» WHAT YOU SHOULD DO
Each line below must be set down exactly as it stands.

» EXTRACTED MATERIAL

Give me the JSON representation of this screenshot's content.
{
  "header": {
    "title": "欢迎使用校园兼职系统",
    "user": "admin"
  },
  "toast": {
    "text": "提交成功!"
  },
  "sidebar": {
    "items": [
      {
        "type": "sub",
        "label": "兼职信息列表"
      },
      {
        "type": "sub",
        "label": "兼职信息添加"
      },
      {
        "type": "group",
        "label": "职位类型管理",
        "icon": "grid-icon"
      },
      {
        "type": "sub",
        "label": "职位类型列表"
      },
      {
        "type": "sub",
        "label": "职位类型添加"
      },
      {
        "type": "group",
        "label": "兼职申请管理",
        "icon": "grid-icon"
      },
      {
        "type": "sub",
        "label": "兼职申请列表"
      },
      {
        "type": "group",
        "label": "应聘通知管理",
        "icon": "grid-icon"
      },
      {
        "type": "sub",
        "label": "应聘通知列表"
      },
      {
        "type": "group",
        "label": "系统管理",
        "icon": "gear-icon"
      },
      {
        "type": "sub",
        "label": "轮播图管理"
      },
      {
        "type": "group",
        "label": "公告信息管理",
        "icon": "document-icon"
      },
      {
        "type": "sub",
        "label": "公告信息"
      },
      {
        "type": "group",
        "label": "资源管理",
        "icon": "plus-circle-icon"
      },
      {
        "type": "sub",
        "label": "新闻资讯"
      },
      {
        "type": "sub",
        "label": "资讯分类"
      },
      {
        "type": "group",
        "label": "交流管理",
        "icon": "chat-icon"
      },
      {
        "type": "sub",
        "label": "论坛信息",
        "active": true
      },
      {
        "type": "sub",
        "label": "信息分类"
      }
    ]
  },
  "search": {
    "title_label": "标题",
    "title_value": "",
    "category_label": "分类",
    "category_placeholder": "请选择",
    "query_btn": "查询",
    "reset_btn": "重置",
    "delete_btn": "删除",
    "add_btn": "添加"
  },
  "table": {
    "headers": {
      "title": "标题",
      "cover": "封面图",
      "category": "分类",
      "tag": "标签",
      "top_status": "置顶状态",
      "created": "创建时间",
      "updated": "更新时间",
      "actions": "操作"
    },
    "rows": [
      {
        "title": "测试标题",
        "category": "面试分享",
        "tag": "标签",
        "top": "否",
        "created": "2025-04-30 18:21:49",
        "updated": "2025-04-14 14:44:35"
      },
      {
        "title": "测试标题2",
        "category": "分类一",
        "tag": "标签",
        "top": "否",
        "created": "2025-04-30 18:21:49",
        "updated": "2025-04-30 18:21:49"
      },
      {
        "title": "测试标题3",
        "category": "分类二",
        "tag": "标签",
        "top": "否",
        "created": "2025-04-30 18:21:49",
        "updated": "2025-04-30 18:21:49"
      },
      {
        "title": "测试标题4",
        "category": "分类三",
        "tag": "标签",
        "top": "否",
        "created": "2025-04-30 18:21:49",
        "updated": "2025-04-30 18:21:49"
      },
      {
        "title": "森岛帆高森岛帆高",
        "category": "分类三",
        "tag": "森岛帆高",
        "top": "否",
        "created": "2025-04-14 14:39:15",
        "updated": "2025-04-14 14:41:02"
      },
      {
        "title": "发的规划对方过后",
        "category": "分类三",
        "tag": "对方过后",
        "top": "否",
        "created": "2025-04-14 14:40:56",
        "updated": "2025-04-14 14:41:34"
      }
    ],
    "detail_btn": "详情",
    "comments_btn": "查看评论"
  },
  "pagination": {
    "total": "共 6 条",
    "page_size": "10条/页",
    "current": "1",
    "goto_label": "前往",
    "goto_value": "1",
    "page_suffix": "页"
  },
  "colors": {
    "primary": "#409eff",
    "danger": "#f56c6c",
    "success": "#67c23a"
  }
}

» RESULT OF THE TASK
Give me the JSON representation of this screenshot's content.
{
  "header": {
    "title": "欢迎使用校园兼职系统",
    "user": "admin"
  },
  "toast": {
    "text": "提交成功!"
  },
  "sidebar": {
    "items": [
      {
        "type": "sub",
        "label": "兼职信息列表"
      },
      {
        "type": "sub",
        "label": "兼职信息添加"
      },
      {
        "type": "group",
        "label": "职位类型管理",
        "icon": "grid-icon"
      },
      {
        "type": "sub",
        "label": "职位类型列表"
      },
      {
        "type": "sub",
        "label": "职位类型添加"
      },
      {
        "type": "group",
        "label": "兼职申请管理",
        "icon": "grid-icon"
      },
      {
        "type": "sub",
        "label": "兼职申请列表"
      },
      {
        "type": "group",
        "label": "应聘通知管理",
        "icon": "grid-icon"
      },
      {
        "type": "sub",
        "label": "应聘通知列表"
      },
      {
        "type": "group",
        "label": "系统管理",
        "icon": "gear-icon"
      },
      {
        "type": "sub",
        "label": "轮播图管理"
      },
      {
        "type": "group",
        "label": "公告信息管理",
        "icon": "document-icon"
      },
      {
        "type": "sub",
        "label": "公告信息"
      },
      {
        "type": "group",
        "label": "资源管理",
        "icon": "plus-circle-icon"
      },
      {
        "type": "sub",
        "label": "新闻资讯"
      },
      {
        "type": "sub",
        "label": "资讯分类"
      },
      {
        "type": "group",
        "label": "交流管理",
        "icon": "chat-icon"
      },
      {
        "type": "sub",
        "label": "论坛信息",
        "active": true
      },
      {
        "type": "sub",
        "label": "信息分类"
      }
    ]
  },
  "search": {
    "title_label": "标题",
    "title_value": "",
    "category_label": "分类",
    "category_placeholder": "请选择",
    "query_btn": "查询",
    "reset_btn": "重置",
    "delete_btn": "删除",
    "add_btn": "添加"
  },
  "table": {
    "headers": {
      "title": "标题",
      "cover": "封面图",
      "category": "分类",
      "tag": "标签",
      "top_status": "置顶状态",
      "created": "创建时间",
      "updated": "更新时间",
      "actions": "操作"
    },
    "rows": [
      {
        "title": "测试标题",
        "category": "面试分享",
        "tag": "标签",
        "top": "否",
        "created": "2025-04-30 18:21:49",
        "updated": "2025-04-14 14:44:35"
      },
      {
        "title": "测试标题2",
        "category": "分类一",
        "tag": "标签",
        "top": "否",
        "created": "2025-04-30 18:21:49",
        "updated": "2025-04-30 18:21:49"
      },
      {
        "title": "测试标题3",
        "category": "分类二",
        "tag": "标签",
        "top": "否",
        "created": "2025-04-30 18:21:49",
        "updated": "2025-04-30 18:21:49"
      },
      {
        "title": "测试标题4",
        "category": "分类三",
        "tag": "标签",
        "top": "否",
        "created": "2025-04-30 18:21:49",
        "updated": "2025-04-30 18:21:49"
      },
      {
        "title": "森岛帆高森岛帆高",
        "category": "分类三",
        "tag": "森岛帆高",
        "top": "否",
        "created": "2025-04-14 14:39:15",
        "updated": "2025-04-14 14:41:02"
      },
      {
        "title": "发的规划对方过后",
        "category": "分类三",
        "tag": "对方过后",
        "top": "否",
        "created": "2025-04-14 14:40:56",
        "updated": "2025-04-14 14:41:34"
      }
    ],
    "detail_btn": "详情",
    "comments_btn": "查看评论"
  },
  "pagination": {
    "total": "共 6 条",
    "page_size": "10条/页",
    "current": "1",
    "goto_label": "前往",
    "goto_value": "1",
    "page_suffix": "页"
  },
  "colors": {
    "primary": "#409eff",
    "danger": "#f56c6c",
    "success": "#67c23a"
  }
}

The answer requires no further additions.